|StorageSite||UCL Institute of Education|
|Description||Various papers and regulations regarding the centralised administration of governing bodies of the schools within the Trust, including records regarding early administration of Governing Bodies, 1920-1957, 1971; papers of the Governing Bodies of Centralised Schools and predecessors, 1947-1987; papers regarding Papers regarding locally governed and independent governing bodies after 1960, 1973-2000.|
|AdminHistory||Initially the schools were governed by the Council and the local head mistress. Some schools also formed local committees who were responsible for the management of the school, though the Council maintained overall control. In 1898 the Department of Science and Art recognised the Council as a Committee of Managers for the schools who did not already have a local committee of management for grant purposes. From 1902 representatives from the Local Education Authorities (LEA) were appointed to the committees to help schools be legible for grants. By 1910, Ipswich, the schools in Liverpool, Newcastle, Portsmouth, and Tunbridge Wells had committees of management. In 1914, to receive a full grant from the LEA, the administration of Croydon High School was completely transferred to a governing body and remained independent of the Council. Ipswich High School followed in the 1920s. |
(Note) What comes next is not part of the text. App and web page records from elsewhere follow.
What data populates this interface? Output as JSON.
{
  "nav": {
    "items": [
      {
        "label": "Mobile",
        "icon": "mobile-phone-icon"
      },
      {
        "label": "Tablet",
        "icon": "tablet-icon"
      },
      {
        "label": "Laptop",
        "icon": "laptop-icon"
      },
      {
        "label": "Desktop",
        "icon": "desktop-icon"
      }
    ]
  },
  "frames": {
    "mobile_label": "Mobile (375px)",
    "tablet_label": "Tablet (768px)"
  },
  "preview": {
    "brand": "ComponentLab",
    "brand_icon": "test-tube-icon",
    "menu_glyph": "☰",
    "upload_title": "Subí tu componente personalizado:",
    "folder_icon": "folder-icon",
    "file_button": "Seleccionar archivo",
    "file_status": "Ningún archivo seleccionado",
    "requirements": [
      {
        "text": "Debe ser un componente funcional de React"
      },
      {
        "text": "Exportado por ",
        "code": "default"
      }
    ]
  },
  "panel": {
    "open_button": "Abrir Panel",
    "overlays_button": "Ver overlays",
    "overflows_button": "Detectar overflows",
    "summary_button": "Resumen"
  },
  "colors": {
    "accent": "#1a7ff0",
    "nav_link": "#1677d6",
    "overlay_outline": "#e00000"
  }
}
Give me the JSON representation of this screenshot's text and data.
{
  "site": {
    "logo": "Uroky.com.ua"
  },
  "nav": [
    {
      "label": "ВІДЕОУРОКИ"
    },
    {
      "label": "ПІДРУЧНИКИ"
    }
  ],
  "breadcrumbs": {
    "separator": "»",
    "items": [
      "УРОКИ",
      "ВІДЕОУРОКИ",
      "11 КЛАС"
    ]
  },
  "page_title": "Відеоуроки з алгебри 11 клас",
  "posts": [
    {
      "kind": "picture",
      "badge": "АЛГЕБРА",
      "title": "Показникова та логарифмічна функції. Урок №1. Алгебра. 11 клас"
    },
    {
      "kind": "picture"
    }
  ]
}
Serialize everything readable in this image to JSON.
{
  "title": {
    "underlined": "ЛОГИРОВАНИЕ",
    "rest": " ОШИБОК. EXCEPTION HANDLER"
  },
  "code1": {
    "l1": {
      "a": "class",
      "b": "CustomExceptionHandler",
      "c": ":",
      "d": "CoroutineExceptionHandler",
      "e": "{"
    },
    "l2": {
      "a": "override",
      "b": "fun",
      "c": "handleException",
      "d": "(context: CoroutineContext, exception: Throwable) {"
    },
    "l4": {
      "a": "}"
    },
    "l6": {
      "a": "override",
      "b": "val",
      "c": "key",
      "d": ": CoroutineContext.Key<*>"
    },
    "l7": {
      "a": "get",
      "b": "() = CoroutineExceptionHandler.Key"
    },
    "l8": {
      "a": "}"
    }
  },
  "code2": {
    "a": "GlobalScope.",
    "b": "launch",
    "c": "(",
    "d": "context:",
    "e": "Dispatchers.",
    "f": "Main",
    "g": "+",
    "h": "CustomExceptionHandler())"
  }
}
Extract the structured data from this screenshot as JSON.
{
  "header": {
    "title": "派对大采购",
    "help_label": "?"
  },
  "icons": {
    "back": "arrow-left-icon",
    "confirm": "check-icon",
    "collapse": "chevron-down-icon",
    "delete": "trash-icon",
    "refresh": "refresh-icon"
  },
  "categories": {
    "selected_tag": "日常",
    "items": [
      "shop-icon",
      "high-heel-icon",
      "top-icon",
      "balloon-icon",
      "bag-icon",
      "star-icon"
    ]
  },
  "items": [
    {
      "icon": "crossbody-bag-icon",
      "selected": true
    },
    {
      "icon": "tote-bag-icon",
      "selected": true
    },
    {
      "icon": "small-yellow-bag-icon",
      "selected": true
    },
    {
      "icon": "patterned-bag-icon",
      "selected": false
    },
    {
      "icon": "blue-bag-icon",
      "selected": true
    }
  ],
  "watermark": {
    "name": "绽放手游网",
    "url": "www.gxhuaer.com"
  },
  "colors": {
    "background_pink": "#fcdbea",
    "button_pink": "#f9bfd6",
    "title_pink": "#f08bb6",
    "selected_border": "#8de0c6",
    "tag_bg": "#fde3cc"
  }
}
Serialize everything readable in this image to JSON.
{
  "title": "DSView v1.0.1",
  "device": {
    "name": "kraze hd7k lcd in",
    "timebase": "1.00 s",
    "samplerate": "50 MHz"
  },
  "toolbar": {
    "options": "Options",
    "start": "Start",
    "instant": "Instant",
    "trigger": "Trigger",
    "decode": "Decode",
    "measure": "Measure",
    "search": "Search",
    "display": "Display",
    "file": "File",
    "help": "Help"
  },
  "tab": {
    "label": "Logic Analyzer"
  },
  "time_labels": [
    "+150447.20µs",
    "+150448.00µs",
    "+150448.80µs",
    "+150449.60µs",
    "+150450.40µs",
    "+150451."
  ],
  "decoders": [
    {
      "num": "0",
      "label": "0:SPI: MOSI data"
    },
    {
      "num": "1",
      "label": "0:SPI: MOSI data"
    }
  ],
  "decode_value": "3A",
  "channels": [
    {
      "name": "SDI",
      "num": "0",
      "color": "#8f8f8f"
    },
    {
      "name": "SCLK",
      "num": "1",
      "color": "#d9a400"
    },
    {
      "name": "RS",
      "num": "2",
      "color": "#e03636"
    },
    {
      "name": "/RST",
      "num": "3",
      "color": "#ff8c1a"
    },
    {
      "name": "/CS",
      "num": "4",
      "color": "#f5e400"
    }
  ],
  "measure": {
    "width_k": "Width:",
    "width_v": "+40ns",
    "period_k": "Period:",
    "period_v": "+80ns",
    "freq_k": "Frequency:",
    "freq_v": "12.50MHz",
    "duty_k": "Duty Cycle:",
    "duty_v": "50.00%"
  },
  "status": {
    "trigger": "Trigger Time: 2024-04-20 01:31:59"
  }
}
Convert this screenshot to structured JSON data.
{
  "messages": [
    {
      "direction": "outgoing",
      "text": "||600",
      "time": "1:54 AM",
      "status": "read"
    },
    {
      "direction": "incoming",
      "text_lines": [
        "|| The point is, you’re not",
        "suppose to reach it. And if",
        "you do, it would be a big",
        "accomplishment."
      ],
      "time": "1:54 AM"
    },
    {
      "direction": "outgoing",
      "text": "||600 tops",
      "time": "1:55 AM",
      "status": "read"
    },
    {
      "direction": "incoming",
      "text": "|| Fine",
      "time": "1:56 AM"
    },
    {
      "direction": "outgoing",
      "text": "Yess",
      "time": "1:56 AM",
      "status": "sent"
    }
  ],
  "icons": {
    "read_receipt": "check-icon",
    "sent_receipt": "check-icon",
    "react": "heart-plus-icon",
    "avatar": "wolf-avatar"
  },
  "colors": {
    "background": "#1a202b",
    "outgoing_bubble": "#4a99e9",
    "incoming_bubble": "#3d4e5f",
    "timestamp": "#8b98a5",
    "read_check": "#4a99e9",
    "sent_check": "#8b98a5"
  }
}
The 1918 Education Act gave official status to committees of management and required local authority representation for grant purposes. In 1921-1922 Governing Bodies with LEA representation were established. Each 'provincial' school and Croydon had an independent governing body; the Governing Body of London Schools governed the five schools within the London County Council area and two bodies governing the schools in Surrey (except Croydon) and Kent.From 1930, Notting Hill High School was administered by a separate Middlesex governing body. Each body had its own regulations though the London, Surrey, Kent and Middlesex governing bodies met together and largely acted as one body called Governing Bodies for Centralised Schools (GBCS). All LEA representatives on the GBCS were also members of the Trust's Education Committee. In 1946, to comply with Direct Grant regulations the Council limited the number of members in each governing body to 15, of which one third had to be appointed by the LEA.
In the 1970s, the Trust began to reorganise the governance of schools to become independent from the LEAs after the withdrawal of the direct grant. In 1976 a Chairman's Working Party was established to discuss how the regulations of all the governing bodies could be revised, using Notting Hill & Ealing High School as a pilot. The new regulations came in force in 1979. From 1982 The GBCS was phased out as each London area school created its own governing body with no formal representation from the LEAs. The London Schools Committee was created to administer the schools until they were able to become fully independent. It was later renamed the Governing Body of London Schools, and was disbanded in 1987. From this date all Trust schools were administered by local governing Bodies who adhered to centralised regulations.